Should We Support Older Browsers?
As I begin my career as a UI developer, I realize now more than ever that having a variety of browsers that are competing against one another breeds constant changes […]
As I begin my career as a UI developer, I realize now more than ever that having a variety of browsers that are competing against one another breeds constant changes and improvements which is a wonderful thing for their users. However, the constant improvements and changes tend to drive UI developers, crazy as we try to develop websites that account for all browsers, each with their own quirks. Modern browsers are constantly improving upon themselves, working towards that ultimate goal of being the best browser known to man. However, what happens when “User A” dutifully downloads the newest version of their browser, while “User B” remains true to their old, outdated version, despite pop up alerts reminding them of pending upgrades each time they open their browser. You now have two people with different versions of the same browser, and the potential for each browser to handle page rendering in an entirely different manner. Worse, with each update or new browser version, this problem grows exponentially.

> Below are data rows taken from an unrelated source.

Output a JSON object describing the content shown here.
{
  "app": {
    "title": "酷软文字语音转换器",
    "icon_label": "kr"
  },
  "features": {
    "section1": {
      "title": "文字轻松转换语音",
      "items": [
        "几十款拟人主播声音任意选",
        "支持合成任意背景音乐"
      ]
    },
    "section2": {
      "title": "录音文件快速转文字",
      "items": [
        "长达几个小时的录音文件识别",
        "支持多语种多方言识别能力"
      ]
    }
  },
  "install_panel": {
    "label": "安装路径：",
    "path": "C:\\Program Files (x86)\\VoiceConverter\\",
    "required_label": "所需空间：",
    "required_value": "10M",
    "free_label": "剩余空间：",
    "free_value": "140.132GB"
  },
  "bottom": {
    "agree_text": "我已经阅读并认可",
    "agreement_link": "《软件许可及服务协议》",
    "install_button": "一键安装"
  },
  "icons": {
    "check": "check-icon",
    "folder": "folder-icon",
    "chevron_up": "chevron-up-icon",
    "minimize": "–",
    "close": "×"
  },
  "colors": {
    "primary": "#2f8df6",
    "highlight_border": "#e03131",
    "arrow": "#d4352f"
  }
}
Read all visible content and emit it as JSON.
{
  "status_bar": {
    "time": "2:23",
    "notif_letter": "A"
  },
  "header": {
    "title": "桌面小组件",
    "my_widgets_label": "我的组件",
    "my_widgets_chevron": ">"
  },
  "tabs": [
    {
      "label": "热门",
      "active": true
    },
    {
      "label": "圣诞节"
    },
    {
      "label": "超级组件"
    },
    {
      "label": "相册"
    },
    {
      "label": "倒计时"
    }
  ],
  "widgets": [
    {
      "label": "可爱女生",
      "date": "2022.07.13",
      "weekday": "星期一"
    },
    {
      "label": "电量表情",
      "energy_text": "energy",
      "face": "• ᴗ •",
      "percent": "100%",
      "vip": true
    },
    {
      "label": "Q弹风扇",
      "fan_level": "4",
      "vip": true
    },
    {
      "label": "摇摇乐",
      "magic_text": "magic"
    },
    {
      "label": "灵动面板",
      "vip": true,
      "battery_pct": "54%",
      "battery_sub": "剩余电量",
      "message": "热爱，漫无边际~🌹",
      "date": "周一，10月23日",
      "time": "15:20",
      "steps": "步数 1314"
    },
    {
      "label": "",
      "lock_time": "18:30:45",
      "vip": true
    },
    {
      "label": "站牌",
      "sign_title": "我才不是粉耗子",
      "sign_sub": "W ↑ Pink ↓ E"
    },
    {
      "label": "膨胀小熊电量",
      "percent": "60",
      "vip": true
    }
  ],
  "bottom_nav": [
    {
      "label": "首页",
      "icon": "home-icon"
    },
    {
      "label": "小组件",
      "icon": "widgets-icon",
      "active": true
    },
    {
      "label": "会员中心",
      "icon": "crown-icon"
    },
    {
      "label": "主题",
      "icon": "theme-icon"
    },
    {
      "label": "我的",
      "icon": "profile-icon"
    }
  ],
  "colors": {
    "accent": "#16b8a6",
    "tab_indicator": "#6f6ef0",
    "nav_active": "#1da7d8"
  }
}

Why does this matter? Shouldn’t styling be the same from one browser version to the next? One would certainly think so. The unfortunate truth, however, is that cross-browser and browser version support is a frequent source of headaches for designers and developers. A DIV set with “margin-top:10px” may be positioned perfectly in Internet Explorer 9, yet may appear 20 pixels too far up in Version 8. Were you hoping to get that set of navigation arrows pixel perfect in Safari? Then you had better be certain to test your styles on both the Mac and PC versions, because even though they’re technically the same browser, they both handle styles differently. (And yes, Safari for PC has long since been discontinued, but there are always die-hard fans of the program). Are these fringe cases? Yes. Does a five-pixel difference in layout between browsers mean the end of the world? No. Unfortunately, as a developer, you often have to account for all of these differences and load a separate style sheet for each browser and each version.

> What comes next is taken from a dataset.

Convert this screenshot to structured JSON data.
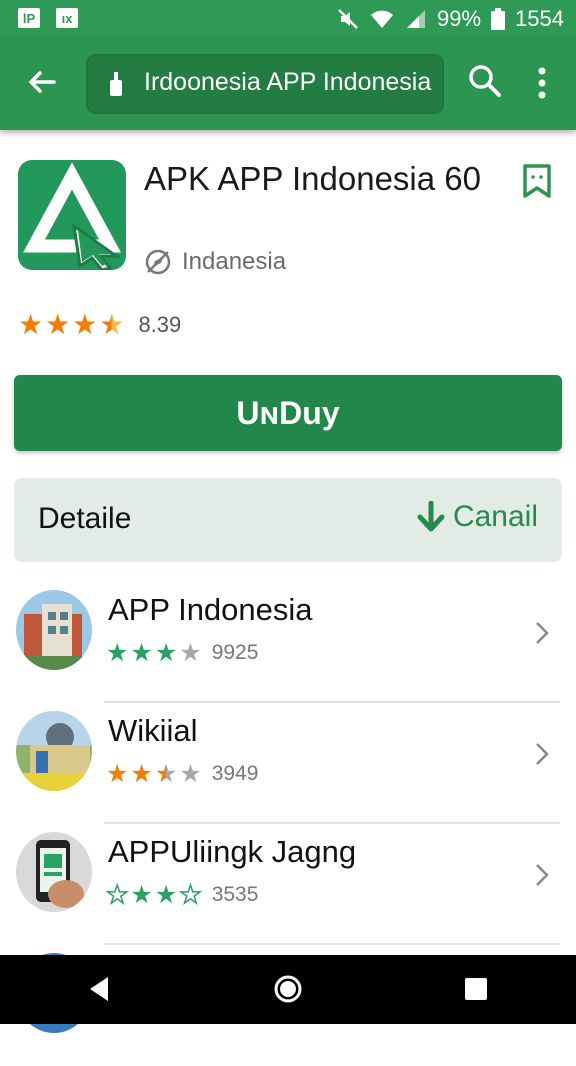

Everything mentioned so far covers how browsers handle web standards differently. Of equal importance, however, is that different browsers handle the CSS3 standard in their own way. With Cascading Style Sheets 3.0, you can now do things with pure CSS styles that were impossible under CSS2.1. Whether it be rounded corners on elements, box shadows, text shadows or simple animation, CSS3 is an advancement in web development that could save UI developer ssuch as myself, hundreds of man hours per year. Before CSS3, designers had to create images of text with shadows, or used the famous “barn door technique” to get rounded corners on DIVs. With CSS3, however, this becomes as easy as typing a command :, “border-radius: 5px; text-shadow: 1px 1px 3px #3e4566;” The problem with CSS3 is although very useful, not every part of it is finalized and standardized; so Internet Explorer does not support all of CSS3.This brings us to the main question: Should we be supporting older browsers? My own knee-jerk, initial reaction as a UI developer, is to say, “No, we shouldn’t.” If the user is running an old browser that doesn’t support the web site’s code, then certainly their experience will not be the most optimal, but on the other hand, the same will be true with most other sites they visit. As a UI developer, who continually has to design around the limited capabilities and inconsistencies of older browsers, I often feel like a car mechanic facing a customer who steadfastly insists on driving with only three tires on their car, yet at the same time demands to have a ride just as smooth and comfortable as their four-tired brethren. Sometimes you just can’t please everyone.
This philosophy, however, will probably never be a realistic one. There are still far too many people using older browsers, and as a company specializing in web development, we cannot simply leave them behind. Even though the policy produces constant aches in our fingers and triples our testing time as we deploy multiple style sheets to accommodate every possible browser and version, at the end of the day we need to make sure as many people as possible view our work, and our client’s vision; and that it is presented as it should be, no matter which browser or which version is being used.